She arrives beside me and, like all the other women who’ve been in this place before her, gives me a gentle greeting, a soft glance of her palm on my arm. Then a wince at the sight of my hair up close. The glint of my single earring reflects in the lenses of her bifocals. This could be my opportunity to show her how wrong she is. I’ll whisk the cake out of her hands and triumphantly raise an ungodly of amount of money, I’ll prove my worth. I’ll show her how good I can be.
“It’s vanilla,” she whispers. “Don’t pretend to drop it.”
I clear my throat and look down at her cake, conjuring up the story I might tell, another witty anecdote fabricated for the sake of the sell. A river of blue icing smears its way across the top of the square cake and is dammed by a pile of stone-colored jelly bean rubble in the corner of the pan. Green mock-foliage is piped indiscriminately along the river beds and scatters out into the farther reaches of her chocolate frosting landscape. A Ninja Turtle figurine stands above it like a giant, knee-deep in the flat layer of oily white cake. I’ve come up with something brilliant, and before looking out into the audience, I look at Beverly. Her hands folded in front of her, anxiously waiting for the auction to begin and end, so she can leave the stage and be rid of the boy at the pulpit. It’s possible nothing I say will change her mind, no amount of churched-up description and performance will make me seem less colorful, and I realize that now with her looking at me like this. I can be good, but for her, I’ll be something else.

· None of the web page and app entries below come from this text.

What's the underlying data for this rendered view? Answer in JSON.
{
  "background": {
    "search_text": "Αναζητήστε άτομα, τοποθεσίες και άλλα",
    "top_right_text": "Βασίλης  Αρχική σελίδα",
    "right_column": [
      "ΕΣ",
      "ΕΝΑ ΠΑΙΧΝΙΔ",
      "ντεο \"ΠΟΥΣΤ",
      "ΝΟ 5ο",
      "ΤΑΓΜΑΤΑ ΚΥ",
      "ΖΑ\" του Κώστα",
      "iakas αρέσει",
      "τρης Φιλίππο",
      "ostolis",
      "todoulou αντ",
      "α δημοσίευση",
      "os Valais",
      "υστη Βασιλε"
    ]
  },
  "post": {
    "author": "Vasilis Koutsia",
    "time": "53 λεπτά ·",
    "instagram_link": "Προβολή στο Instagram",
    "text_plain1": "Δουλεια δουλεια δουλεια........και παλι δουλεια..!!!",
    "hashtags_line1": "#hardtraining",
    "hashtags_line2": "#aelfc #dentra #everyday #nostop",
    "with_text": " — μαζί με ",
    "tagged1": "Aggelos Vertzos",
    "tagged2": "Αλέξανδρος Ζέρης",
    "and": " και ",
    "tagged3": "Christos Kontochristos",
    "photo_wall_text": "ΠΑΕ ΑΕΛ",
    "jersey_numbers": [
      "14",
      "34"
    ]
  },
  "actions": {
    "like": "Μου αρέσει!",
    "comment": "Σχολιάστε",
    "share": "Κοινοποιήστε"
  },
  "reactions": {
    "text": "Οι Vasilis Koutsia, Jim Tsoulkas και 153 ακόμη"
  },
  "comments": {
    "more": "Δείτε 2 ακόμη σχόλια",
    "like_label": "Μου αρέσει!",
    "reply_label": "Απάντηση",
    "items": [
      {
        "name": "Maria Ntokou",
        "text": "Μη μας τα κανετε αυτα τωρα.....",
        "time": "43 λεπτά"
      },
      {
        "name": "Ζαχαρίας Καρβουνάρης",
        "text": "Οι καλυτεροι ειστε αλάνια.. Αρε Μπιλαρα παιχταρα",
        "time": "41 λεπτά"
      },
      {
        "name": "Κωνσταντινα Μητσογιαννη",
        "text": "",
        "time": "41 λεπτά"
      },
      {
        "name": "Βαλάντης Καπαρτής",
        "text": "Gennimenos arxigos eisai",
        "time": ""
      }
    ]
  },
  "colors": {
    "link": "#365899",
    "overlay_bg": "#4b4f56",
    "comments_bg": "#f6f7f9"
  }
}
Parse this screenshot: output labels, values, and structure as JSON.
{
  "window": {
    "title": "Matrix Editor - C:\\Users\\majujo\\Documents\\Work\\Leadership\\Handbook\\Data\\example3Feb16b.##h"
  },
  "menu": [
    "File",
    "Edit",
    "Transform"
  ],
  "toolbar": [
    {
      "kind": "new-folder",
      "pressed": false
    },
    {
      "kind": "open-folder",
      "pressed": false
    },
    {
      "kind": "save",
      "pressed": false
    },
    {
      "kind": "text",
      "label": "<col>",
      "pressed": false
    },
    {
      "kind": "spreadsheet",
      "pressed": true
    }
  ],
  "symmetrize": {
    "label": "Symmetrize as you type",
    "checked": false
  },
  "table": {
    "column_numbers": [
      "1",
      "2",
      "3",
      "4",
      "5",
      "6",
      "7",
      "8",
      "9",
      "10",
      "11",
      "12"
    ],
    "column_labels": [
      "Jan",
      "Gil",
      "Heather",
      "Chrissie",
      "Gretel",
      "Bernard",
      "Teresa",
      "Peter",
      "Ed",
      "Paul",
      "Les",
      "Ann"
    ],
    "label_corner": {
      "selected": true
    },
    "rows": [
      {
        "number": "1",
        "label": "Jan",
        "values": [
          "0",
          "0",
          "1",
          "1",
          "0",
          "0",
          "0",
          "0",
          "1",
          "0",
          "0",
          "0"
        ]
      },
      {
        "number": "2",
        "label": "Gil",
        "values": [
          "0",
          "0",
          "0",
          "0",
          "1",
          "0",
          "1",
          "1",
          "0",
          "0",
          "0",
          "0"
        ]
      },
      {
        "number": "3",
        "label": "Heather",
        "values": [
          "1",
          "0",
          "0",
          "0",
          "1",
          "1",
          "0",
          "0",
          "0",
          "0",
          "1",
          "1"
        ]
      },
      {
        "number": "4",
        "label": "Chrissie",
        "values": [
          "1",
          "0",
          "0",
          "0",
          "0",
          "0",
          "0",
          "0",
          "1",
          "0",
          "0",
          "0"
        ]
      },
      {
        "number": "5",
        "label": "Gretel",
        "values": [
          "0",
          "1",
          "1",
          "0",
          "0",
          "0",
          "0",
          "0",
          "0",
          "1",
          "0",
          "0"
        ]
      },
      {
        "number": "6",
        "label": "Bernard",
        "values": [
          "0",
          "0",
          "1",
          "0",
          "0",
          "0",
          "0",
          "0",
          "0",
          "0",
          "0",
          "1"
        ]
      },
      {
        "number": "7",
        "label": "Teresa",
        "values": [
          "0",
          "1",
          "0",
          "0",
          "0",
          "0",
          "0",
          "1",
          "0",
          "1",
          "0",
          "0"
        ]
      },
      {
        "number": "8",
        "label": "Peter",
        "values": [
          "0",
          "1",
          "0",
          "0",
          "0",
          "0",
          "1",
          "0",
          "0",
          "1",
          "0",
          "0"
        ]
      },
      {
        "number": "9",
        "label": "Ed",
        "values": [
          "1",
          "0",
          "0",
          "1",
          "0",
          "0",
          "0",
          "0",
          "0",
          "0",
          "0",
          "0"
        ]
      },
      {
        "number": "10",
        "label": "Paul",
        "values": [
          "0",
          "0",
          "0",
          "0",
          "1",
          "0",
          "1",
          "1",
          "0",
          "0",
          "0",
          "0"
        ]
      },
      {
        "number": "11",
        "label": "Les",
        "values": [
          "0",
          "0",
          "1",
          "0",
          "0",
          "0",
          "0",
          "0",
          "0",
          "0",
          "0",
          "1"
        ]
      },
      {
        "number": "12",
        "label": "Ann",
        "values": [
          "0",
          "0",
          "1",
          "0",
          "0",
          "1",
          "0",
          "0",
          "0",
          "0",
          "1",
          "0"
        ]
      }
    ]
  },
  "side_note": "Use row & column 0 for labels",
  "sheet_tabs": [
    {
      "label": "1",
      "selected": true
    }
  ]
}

“Here we have a sheet cake,” I say, looking out into the silent audience. I wait long enough for them to nervously wonder where I might go from there. “Oh,” I add, “there’s also a Ninja Turtle.” I pause again. “Bidding begins at ten dollars.”
I give Beverly a nod and gently set the cake down, listening for someone to make the first bid. She looks awkwardly out into the pews at the congregation’s wordless deliberation of who feels the most sorry for her, and therefore the most obligated to bid. We wait for the flicker of a paddle, a raised hand. I could have done so much more for her, and she knows it, I could have been good. But I’m better than good, I’m a star.